The recent official opening of the Chinese military base in Djibouti should be seen in the context of the Chinese naval presence expansion in the Indian Ocean and the Mediterranean and the coming change of China’s role in global and regional security.
The Chinese media coverage of the base opening is controversial. On the one hand, there is a desire not to attract excessive attention to this event, emphasizing that this is a purely logistic, technical facility in Djibouti. On the other hand, the Chinese media poorly concealed pride and understanding of the high significance of what happened. That is why the solemn ceremony of deployment of troops to the base was held on August 1, on the 90th anniversary of the PLA, although the base was probably ready for operations and got military personnel some time before.
The base is a logistics facility where personnel of the rear services of the Chinese navy is deployed with a small security unit (up to a company with light armored vehicles). It cannot be ruled out that there are also radio-electronic reconnaissance units from the Strategic Missile Forces of the People’s Liberation Army of China. Given the degree of concentration of US military forces and their allies in Djibouti, such a move looks rather natural.
Judging by the photo of the solemn opening, the total strength of the stationed personnel can be estimated at about 300 people, however, it may be further increased. The base area is 0.5 square kilometers. Chinese officials insist that it is not necessary to use the word “base”" in relation to this facility.
According to the official Chinese point of view, the facility in Djibouti is a “logistics center” (后勤 保障 设施), which “is far from” the scale of a real naval base. If the goal of such a game was to reassure politicians abroad by the terms of the media, the achieved result could be completely opposite.
Consciously or not, the PLA adopted the Soviet terminology to define its military presence in the world. In Soviet propaganda, the notion of a “foreign military base” was endowed with a strong negative meaning, so the USSR used a number of cumbersome verbal constructions to indicate the presence of its forces abroad. One of them was the punkt materialno-tehnicheskogo obespechenia (PMTO). According to Soviet propagandists, the use of the PMTO term allowed to lower the significance of foreign military facilities, to stress their auxiliary, technical, “non-aggressive” nature.
In reality, however, the largest Soviet PMTO-922, located in the Bay of Cam Ranh in Vietnam, was a huge military base of 100 square kilometers with 6,000 personnel. The PMTO-922 had a powerful defense system, which included a mixed air force regiment (with Tu-16 bombers and MiG-23 fighters) and a detachment of ships to guard the water area. Another example of a major PMTO with a powerful defense system could be the Nokri base on the Ethiopian Dahlak archipelago in the Red Sea.
Other PMTOs were far less ambitious and significant. The only foreign PMTO inherited by Russia after the collapse of the USSR was the PMTO-720 in the Syrian port of Tartus. Prior to the Russian entry into the Syrian war, it consisted of two floating piers, one of which was defective, and the other was used to moor repair vessels coming from Russia. On the shore, there was an administrative building, barracks and several warehouse and buildings. Constantly located staff consisted of several people.

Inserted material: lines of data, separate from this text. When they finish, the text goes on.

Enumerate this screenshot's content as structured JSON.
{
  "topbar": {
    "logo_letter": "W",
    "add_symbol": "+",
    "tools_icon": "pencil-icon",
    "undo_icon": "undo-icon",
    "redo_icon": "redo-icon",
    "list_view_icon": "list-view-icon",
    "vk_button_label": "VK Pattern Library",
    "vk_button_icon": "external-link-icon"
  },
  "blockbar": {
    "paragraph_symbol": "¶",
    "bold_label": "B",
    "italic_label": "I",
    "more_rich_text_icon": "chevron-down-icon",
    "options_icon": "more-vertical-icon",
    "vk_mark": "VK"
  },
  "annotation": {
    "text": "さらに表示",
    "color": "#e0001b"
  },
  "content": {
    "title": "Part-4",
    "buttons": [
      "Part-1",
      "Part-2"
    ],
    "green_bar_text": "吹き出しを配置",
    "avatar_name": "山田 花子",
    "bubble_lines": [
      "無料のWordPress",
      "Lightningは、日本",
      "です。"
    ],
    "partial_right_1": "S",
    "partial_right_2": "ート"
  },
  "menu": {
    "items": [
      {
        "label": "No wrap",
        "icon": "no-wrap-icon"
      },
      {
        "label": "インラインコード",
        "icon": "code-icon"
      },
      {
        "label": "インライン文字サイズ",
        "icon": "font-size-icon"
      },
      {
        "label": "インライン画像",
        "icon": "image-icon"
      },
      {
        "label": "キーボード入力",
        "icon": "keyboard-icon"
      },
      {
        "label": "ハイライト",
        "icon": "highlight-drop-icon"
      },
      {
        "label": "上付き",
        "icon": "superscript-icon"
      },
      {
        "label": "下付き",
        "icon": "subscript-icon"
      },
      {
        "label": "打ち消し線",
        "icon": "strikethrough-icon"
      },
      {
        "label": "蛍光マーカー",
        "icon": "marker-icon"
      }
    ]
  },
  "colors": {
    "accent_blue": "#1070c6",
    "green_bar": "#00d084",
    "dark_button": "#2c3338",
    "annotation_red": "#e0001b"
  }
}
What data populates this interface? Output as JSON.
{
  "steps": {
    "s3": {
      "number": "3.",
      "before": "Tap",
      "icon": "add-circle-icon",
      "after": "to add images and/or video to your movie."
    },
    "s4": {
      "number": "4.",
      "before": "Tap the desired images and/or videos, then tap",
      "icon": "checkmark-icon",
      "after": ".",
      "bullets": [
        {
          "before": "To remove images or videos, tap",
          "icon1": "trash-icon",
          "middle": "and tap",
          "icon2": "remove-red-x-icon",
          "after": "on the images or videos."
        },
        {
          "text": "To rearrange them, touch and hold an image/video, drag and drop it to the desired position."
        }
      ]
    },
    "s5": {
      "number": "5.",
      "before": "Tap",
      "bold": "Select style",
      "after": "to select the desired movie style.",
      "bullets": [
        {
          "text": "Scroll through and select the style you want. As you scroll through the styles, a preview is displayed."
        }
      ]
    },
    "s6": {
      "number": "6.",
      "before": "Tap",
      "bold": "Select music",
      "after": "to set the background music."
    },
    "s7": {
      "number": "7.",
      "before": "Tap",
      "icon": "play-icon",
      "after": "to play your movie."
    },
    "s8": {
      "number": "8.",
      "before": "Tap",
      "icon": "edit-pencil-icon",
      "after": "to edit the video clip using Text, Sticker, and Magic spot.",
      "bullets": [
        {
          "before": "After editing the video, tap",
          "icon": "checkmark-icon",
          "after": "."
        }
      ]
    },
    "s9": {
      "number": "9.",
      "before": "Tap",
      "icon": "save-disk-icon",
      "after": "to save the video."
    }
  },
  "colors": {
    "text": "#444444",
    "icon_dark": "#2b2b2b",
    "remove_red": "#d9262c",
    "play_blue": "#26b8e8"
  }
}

Whatever it was, in the Soviet political language of the Cold War era, the PMTO was the equivalent of the “military base.” The use of this term by the Chinese can be an awkward propaganda technique. But it is quite possible that we are talking about the adoption of one of the external attributes of the retired Soviet military superpower.
The base in Djibouti will make it possible to raise the presence of the Chinese navy in the Indian Ocean to a new level, which is already very significant. In addition to the permanent detachment of surface ships in the area of the Horn of Africa (usually two or three destroyers with a frigate and an auxiliary vessel), the PRC regularly sends to the Indian Ocean diesel electric and nuclear submarines.
Previously, their supply in the open sea was carried out by high-speed transport of the PLA Navy, which was inconvenient, expensive and imposed restrictions on the number of warships that China could simultaneously keep in the area. Now these restrictions are removed. As a result, there are opportunities to change the balance of forces between the Chinese navy present in the region and the forces of China’s opponents, for example, India.
At the same time, China is stepping up military use of other ports in the Indian Ocean, such as Pakistan’s Gwadar, where the constant presence of two or three Chinese warships will be maintained on a rotating basis.
The desire of the Chinese to increase their military presence in the Indian Ocean is easy to understand. Here are the vital arteries for the Chinese economy, through which the PRC receives Middle Eastern and African tankers and delivers its goods to Europe and, to a large extent, the Russian markets. On the other hand, China cannot afford to push India to close partnership with the United States. The PRC will have to find a balance between its new role in politics and security in the Indian Ocean and the interests of relations with India.